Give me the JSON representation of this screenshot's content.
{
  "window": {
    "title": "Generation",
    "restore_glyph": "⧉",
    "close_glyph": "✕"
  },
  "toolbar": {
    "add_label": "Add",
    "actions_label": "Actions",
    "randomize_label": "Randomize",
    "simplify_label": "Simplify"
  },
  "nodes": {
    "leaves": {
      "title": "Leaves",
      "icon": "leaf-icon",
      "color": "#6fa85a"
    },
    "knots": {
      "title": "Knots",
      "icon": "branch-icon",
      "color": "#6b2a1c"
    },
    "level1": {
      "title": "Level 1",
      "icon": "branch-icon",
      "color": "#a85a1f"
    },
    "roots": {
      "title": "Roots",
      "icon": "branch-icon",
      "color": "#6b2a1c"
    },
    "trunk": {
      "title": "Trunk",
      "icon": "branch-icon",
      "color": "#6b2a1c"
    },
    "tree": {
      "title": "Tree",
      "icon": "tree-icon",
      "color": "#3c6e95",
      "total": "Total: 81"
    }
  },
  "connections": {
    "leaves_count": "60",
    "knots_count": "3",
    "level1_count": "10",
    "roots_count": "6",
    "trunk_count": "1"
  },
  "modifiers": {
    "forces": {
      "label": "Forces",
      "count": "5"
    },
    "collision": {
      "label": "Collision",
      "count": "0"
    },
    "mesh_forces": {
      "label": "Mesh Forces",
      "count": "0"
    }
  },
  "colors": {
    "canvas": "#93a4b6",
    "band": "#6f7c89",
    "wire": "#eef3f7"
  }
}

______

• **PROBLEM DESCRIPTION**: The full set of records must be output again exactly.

• **RESULT BELOW**:
Give me the JSON representation of this screenshot's content.
{
  "window": {
    "title": "Generation",
    "restore_glyph": "⧉",
    "close_glyph": "✕"
  },
  "toolbar": {
    "add_label": "Add",
    "actions_label": "Actions",
    "randomize_label": "Randomize",
    "simplify_label": "Simplify"
  },
  "nodes": {
    "leaves": {
      "title": "Leaves",
      "icon": "leaf-icon",
      "color": "#6fa85a"
    },
    "knots": {
      "title": "Knots",
      "icon": "branch-icon",
      "color": "#6b2a1c"
    },
    "level1": {
      "title": "Level 1",
      "icon": "branch-icon",
      "color": "#a85a1f"
    },
    "roots": {
      "title": "Roots",
      "icon": "branch-icon",
      "color": "#6b2a1c"
    },
    "trunk": {
      "title": "Trunk",
      "icon": "branch-icon",
      "color": "#6b2a1c"
    },
    "tree": {
      "title": "Tree",
      "icon": "tree-icon",
      "color": "#3c6e95",
      "total": "Total: 81"
    }
  },
  "connections": {
    "leaves_count": "60",
    "knots_count": "3",
    "level1_count": "10",
    "roots_count": "6",
    "trunk_count": "1"
  },
  "modifiers": {
    "forces": {
      "label": "Forces",
      "count": "5"
    },
    "collision": {
      "label": "Collision",
      "count": "0"
    },
    "mesh_forces": {
      "label": "Mesh Forces",
      "count": "0"
    }
  },
  "colors": {
    "canvas": "#93a4b6",
    "band": "#6f7c89",
    "wire": "#eef3f7"
  }
}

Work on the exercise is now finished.